As we alighted the flight at Suvarnabhumi International Airport in Bangkok, I was flooded with strong emotions in anticipation of the excitement awaiting me at the World Congress of Poets, to which I had been invited as a poet delegate.
There were two young Thai men holding a placard with my name to receive me and my husband. Seeing their smiling young faces (they are students of Silpakorn National University, I gathered later), I felt a surge of joy and immediately felt quite at home. They told us that it would take a good two hours to reach our destination — the venue of the Congress.
As I settled down in the car, my mind raced back to reminisce the phenomenal rescue operations that had saved the lives of members of a junior football team comprising 12 young boys and their 25-year-old coach trapped in the Tham Luang Nang Non cave.
When the team went missing, efforts to locate it turned into an massive and intense operation. British divers going through narrow passages and murky waters found the group alive on an elevated rock about 4 km from the mouth of the cave. The news had the whole world sending prayers and blessings for their successful rescue.

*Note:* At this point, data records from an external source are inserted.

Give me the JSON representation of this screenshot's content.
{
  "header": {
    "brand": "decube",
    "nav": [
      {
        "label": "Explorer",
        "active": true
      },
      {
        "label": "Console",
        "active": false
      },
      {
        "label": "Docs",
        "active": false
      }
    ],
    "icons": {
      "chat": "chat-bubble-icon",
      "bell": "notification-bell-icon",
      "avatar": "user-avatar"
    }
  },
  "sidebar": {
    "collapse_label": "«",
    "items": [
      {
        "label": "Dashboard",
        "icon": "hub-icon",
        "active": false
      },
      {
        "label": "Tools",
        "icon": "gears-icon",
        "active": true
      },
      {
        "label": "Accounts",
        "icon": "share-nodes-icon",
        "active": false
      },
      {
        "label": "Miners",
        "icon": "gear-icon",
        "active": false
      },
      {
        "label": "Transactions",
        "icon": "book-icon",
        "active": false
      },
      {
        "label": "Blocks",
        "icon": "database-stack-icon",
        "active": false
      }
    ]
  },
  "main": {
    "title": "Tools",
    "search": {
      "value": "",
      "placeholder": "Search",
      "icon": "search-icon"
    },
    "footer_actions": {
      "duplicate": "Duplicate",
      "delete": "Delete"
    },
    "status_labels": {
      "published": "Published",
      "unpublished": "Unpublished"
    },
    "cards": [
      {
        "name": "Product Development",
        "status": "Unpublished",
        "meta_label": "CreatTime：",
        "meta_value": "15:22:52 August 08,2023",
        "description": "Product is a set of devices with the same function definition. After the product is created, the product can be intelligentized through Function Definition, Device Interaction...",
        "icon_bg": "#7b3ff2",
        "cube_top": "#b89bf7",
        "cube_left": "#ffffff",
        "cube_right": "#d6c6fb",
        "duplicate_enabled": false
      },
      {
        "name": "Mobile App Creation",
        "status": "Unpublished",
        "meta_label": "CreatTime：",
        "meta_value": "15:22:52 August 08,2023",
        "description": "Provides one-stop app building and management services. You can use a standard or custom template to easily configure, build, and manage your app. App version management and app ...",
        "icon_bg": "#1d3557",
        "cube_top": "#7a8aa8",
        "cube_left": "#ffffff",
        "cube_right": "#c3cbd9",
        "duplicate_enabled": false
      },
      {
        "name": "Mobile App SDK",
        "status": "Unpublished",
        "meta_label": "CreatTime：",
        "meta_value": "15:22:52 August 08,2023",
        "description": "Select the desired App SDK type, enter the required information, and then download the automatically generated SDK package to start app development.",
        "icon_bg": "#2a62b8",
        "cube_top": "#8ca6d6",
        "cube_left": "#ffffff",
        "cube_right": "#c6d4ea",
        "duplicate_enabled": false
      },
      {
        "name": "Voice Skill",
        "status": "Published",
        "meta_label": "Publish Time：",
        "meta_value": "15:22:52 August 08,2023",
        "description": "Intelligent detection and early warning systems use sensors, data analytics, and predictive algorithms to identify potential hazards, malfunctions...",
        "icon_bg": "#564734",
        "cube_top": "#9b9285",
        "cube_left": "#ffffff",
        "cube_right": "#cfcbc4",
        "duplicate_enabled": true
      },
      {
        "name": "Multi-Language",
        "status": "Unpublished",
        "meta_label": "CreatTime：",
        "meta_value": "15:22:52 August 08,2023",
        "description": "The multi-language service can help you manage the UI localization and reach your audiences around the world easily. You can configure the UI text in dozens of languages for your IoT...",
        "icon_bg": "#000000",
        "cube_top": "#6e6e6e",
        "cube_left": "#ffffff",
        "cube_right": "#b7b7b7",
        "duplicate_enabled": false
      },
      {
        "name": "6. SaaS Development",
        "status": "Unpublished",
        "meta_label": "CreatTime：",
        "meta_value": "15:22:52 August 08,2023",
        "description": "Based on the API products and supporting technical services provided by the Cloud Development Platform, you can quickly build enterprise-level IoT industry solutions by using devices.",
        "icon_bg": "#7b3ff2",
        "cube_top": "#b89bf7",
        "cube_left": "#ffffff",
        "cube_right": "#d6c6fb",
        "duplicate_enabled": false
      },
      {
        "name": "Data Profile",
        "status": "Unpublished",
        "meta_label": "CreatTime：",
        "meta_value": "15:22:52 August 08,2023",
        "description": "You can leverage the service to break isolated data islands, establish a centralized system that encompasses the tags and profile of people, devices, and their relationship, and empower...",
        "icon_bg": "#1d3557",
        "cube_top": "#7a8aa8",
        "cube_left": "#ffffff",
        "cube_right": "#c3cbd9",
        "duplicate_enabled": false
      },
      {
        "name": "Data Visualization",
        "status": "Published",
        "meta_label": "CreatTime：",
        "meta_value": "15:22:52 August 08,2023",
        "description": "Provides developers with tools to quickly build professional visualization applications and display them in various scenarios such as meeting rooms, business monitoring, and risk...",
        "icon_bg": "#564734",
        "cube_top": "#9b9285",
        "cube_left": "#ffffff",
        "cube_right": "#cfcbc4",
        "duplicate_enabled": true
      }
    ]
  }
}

Along with the unified endeavour, grit, determination and extreme skills of the rescue team, the whole effort involved more than 10,000 people including 100 divers, hundreds of rescue workers from 100 governmental agencies, 900 police officers, 200 soldiers and 10 police helicopters, police ambulances and more than 700 diving cylinders. The amount of water pumped out of the cave was more than a billion litres.
For the trapped boys, their coach proved to be a god-sent angel with motivation and resilience embedded in all his being. He took care of his students, strengthening their resolve mentally and emotionally in the most trying of trials. He taught them the power of mind over matter, and showed them how to attain “peace amid storm”. It is by the presence of mind in extreme emergencies that the native mettle of a man is tested. Kudos to the coach! After coming out of the cave, the young boys must have understood the special privilege of being alive, to breathe normally, to enjoy and live life fully. Ah, the age of miracles is forever here; we only need angels who work in the garb of men to make us realise that.
With moist eyes I came out of my reverie, but my heart continued to hold that sense of inexplicable joy and gratitude till much after. I again swelled with pride and honour when I saw our tricolour being put up on the podium while I presented my poems and paper to the Congress where poets from various countries had congregated. The feelings behind the Sanskrit phrase soared high: Vasudhaiva Kutumbakam (The world is one family).